Prof. Rachael E. Jack

Professor of Coputational Social Cognition. Director of the FACESYNTAX laboratory.

Jack’s laboratory builds models of dynamic facial expressions within and across cultures using a novel interdisciplinary approach combining psychophysics, social psychology, dynamic 3D computer graphics, and information theory.


Prof. Emily S. Cross

Professor of Social Robotics. Director of the Social Brain in Action (SoBA) Lab.

With the SoBA Lab, Cross leads a team who explores questions concerning how we learn via observation, motor expertise, and social influences on human—robot interaction using intensive training procedures, functional neuroimaging, brain stimulation, and research paradigms that bridge technology, arts, and social sciences.


Prof. Stacy Marsella

Wolfson Chair of Excellence

Professor Marsella’s multidisciplinary research uses Artificial Intelligence techniques to model human cognition, emotion and social behavior. Beyond its relevance to understanding human behavior, the work has seen numerous applications, including health interventions, social skills training and planning operations. His more applied work includes frameworks for large-scale social simulations and the creation of virtual humans, embodied facsimiles of people that can engage people in face-to-face interactions using verbal and nonverbal behavior.

Dr. Limor Raviv

Lecturer in Social Interactions
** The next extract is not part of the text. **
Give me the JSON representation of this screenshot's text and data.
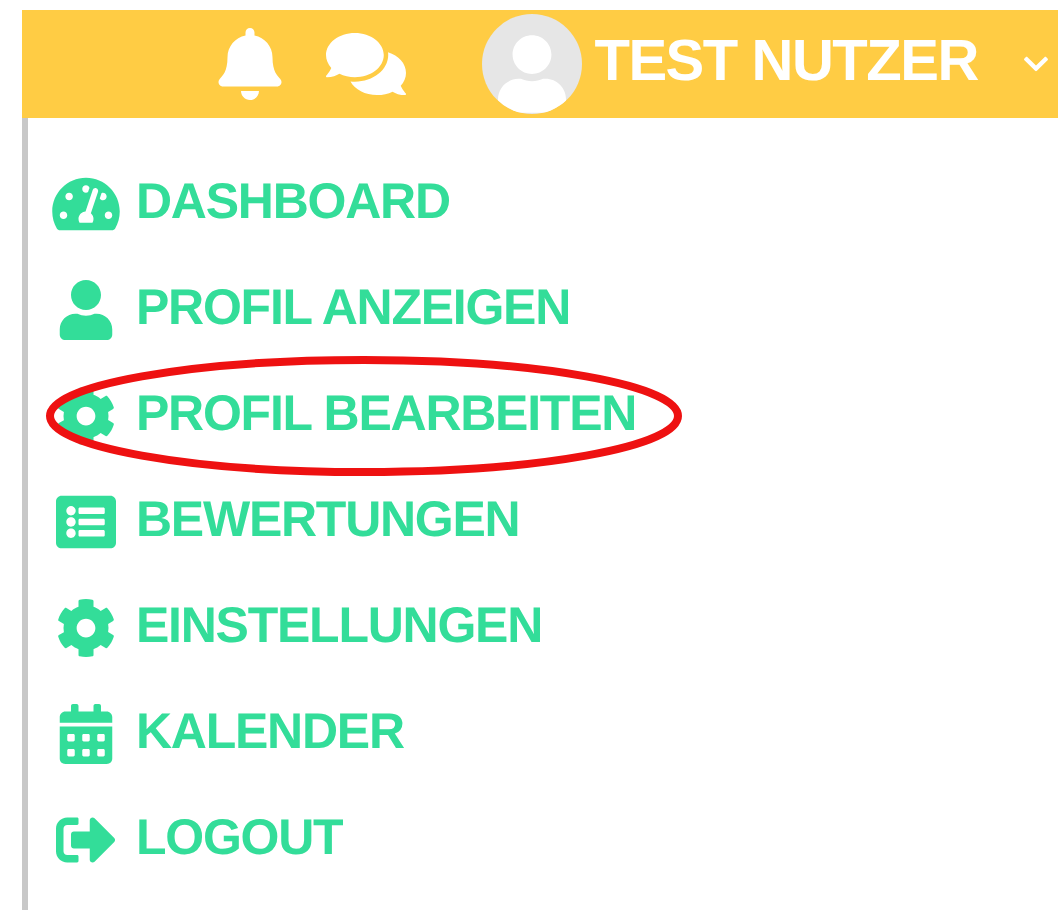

Raviv is a Lecturer in Social Interaction at cSCAN and a Minerva research group leader at the Max Planck Institute for Psycholinguistics, leading the group “Language Evolution and Adaptation in Diverse Situations” (LEADS). Raviv’s work focuses on linking core aspects of cultural evolution and language learning using a range of novel behavioral paradigms and computational models.


Prof. Frank Pollick

Professor Frank Pollick is currently doing research across a variety of topics in cognition, visual perception and human interactions with technology, particularly as they impact mental health in the workplace. Current funded projects investigate the role of trust in optimising the performance of human-AI teams as well as neurostimulation as a means to mitigate visually induced motion sickness in VR.